TASK INSTRUCTIONS:
Without the images, set down each entry exactly.
------ EXERCISE DATA ------
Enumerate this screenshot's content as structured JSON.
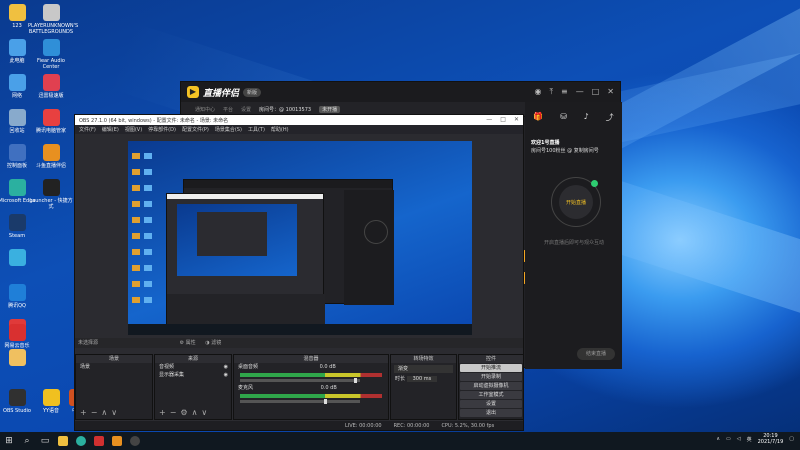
{
  "desktop": {
    "icons": [
      {
        "label": "123",
        "color": "#f0c040"
      },
      {
        "label": "PLAYERUNKNOWN'S BATTLEGROUNDS",
        "color": "#c8c8c8"
      },
      {
        "label": "此电脑",
        "color": "#4aa0e8"
      },
      {
        "label": "Fiear Audio Center",
        "color": "#2f8fd8"
      },
      {
        "label": "网络",
        "color": "#4aa0e8"
      },
      {
        "label": "迅雷极速版",
        "color": "#e04050"
      },
      {
        "label": "回收站",
        "color": "#88aacc"
      },
      {
        "label": "腾讯电脑管家",
        "color": "#e84040"
      },
      {
        "label": "控制面板",
        "color": "#4070c0"
      },
      {
        "label": "斗鱼直播伴侣",
        "color": "#e89020"
      },
      {
        "label": "Microsoft Edge",
        "color": "#2bb0a0"
      },
      {
        "label": "Launcher - 快捷方式",
        "color": "#222222"
      },
      {
        "label": "Steam",
        "color": "#1a3a6a"
      },
      {
        "label": "",
        "color": "#3ab0e0"
      },
      {
        "label": "腾讯QQ",
        "color": "#1f7fd8"
      },
      {
        "label": "",
        "color": "#e03a3a"
      },
      {
        "label": "网易云音乐",
        "color": "#d93030"
      },
      {
        "label": "",
        "color": "#f0c060"
      },
      {
        "label": "OBS Studio",
        "color": "#303030"
      },
      {
        "label": "YY语音",
        "color": "#f0c020"
      },
      {
        "label": "中...",
        "color": "#d05020"
      }
    ]
  },
  "taskbar": {
    "start_icon": "windows-icon",
    "time": "20:19",
    "date": "2021/7/19"
  },
  "zbapp": {
    "brand": "直播伴侣",
    "version_pill": "新版",
    "room_label": "房间号：@ 10013573",
    "room_tag": "未开播",
    "tabs": [
      "通知中心",
      "平台",
      "设置"
    ],
    "profile_line1": "欢迎1号直播",
    "profile_line2": "房间号100粉丝 @ 复制房间号",
    "profile_btn": "粉丝",
    "start_btn": "开始直播",
    "hint": "开启直播后即可与观众互动",
    "stop_btn": "结束直播"
  },
  "obs": {
    "title": "OBS 27.1.0 (64 bit, windows) - 配置文件: 未命名 - 场景: 未命名",
    "menu": [
      "文件(F)",
      "编辑(E)",
      "视图(V)",
      "停靠部件(D)",
      "配置文件(P)",
      "场景集合(S)",
      "工具(T)",
      "帮助(H)"
    ],
    "scene_bar": "未选择源",
    "scene_bar_props": "⚙ 属性",
    "scene_bar_filters": "◑ 滤镜",
    "docks": {
      "scenes": {
        "title": "场景",
        "items": [
          "场景"
        ]
      },
      "sources": {
        "title": "来源",
        "items": [
          "音视频",
          "显示器采集"
        ]
      },
      "mixer": {
        "title": "混音器",
        "tracks": [
          {
            "name": "桌面音频",
            "db": "0.0 dB",
            "level": 0.85
          },
          {
            "name": "麦克风",
            "db": "0.0 dB",
            "level": 0.6
          }
        ]
      },
      "transitions": {
        "title": "转场特效",
        "type": "渐变",
        "duration_label": "时长",
        "duration": "300 ms"
      },
      "controls": {
        "title": "控件",
        "buttons": [
          "开始推流",
          "开始录制",
          "启动虚拟摄像机",
          "工作室模式",
          "设置",
          "退出"
        ]
      }
    },
    "status": [
      "LIVE: 00:00:00",
      "REC: 00:00:00",
      "CPU: 5.2%, 30.00 fps"
    ]
  }
}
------
EXERCISE RESPONSE:
Enumerate this screenshot's content as structured JSON.
{
  "desktop": {
    "icons": [
      {
        "label": "123",
        "color": "#f0c040"
      },
      {
        "label": "PLAYERUNKNOWN'S BATTLEGROUNDS",
        "color": "#c8c8c8"
      },
      {
        "label": "此电脑",
        "color": "#4aa0e8"
      },
      {
        "label": "Fiear Audio Center",
        "color": "#2f8fd8"
      },
      {
        "label": "网络",
        "color": "#4aa0e8"
      },
      {
        "label": "迅雷极速版",
        "color": "#e04050"
      },
      {
        "label": "回收站",
        "color": "#88aacc"
      },
      {
        "label": "腾讯电脑管家",
        "color": "#e84040"
      },
      {
        "label": "控制面板",
        "color": "#4070c0"
      },
      {
        "label": "斗鱼直播伴侣",
        "color": "#e89020"
      },
      {
        "label": "Microsoft Edge",
        "color": "#2bb0a0"
      },
      {
        "label": "Launcher - 快捷方式",
        "color": "#222222"
      },
      {
        "label": "Steam",
        "color": "#1a3a6a"
      },
      {
        "label": "",
        "color": "#3ab0e0"
      },
      {
        "label": "腾讯QQ",
        "color": "#1f7fd8"
      },
      {
        "label": "",
        "color": "#e03a3a"
      },
      {
        "label": "网易云音乐",
        "color": "#d93030"
      },
      {
        "label": "",
        "color": "#f0c060"
      },
      {
        "label": "OBS Studio",
        "color": "#303030"
      },
      {
        "label": "YY语音",
        "color": "#f0c020"
      },
      {
        "label": "中...",
        "color": "#d05020"
      }
    ]
  },
  "taskbar": {
    "start_icon": "windows-icon",
    "time": "20:19",
    "date": "2021/7/19"
  },
  "zbapp": {
    "brand": "直播伴侣",
    "version_pill": "新版",
    "room_label": "房间号：@ 10013573",
    "room_tag": "未开播",
    "tabs": [
      "通知中心",
      "平台",
      "设置"
    ],
    "profile_line1": "欢迎1号直播",
    "profile_line2": "房间号100粉丝 @ 复制房间号",
    "profile_btn": "粉丝",
    "start_btn": "开始直播",
    "hint": "开启直播后即可与观众互动",
    "stop_btn": "结束直播"
  },
  "obs": {
    "title": "OBS 27.1.0 (64 bit, windows) - 配置文件: 未命名 - 场景: 未命名",
    "menu": [
      "文件(F)",
      "编辑(E)",
      "视图(V)",
      "停靠部件(D)",
      "配置文件(P)",
      "场景集合(S)",
      "工具(T)",
      "帮助(H)"
    ],
    "scene_bar": "未选择源",
    "scene_bar_props": "⚙ 属性",
    "scene_bar_filters": "◑ 滤镜",
    "docks": {
      "scenes": {
        "title": "场景",
        "items": [
          "场景"
        ]
      },
      "sources": {
        "title": "来源",
        "items": [
          "音视频",
          "显示器采集"
        ]
      },
      "mixer": {
        "title": "混音器",
        "tracks": [
          {
            "name": "桌面音频",
            "db": "0.0 dB",
            "level": 0.85
          },
          {
            "name": "麦克风",
            "db": "0.0 dB",
            "level": 0.6
          }
        ]
      },
      "transitions": {
        "title": "转场特效",
        "type": "渐变",
        "duration_label": "时长",
        "duration": "300 ms"
      },
      "controls": {
        "title": "控件",
        "buttons": [
          "开始推流",
          "开始录制",
          "启动虚拟摄像机",
          "工作室模式",
          "设置",
          "退出"
        ]
      }
    },
    "status": [
      "LIVE: 00:00:00",
      "REC: 00:00:00",
      "CPU: 5.2%, 30.00 fps"
    ]
  }
}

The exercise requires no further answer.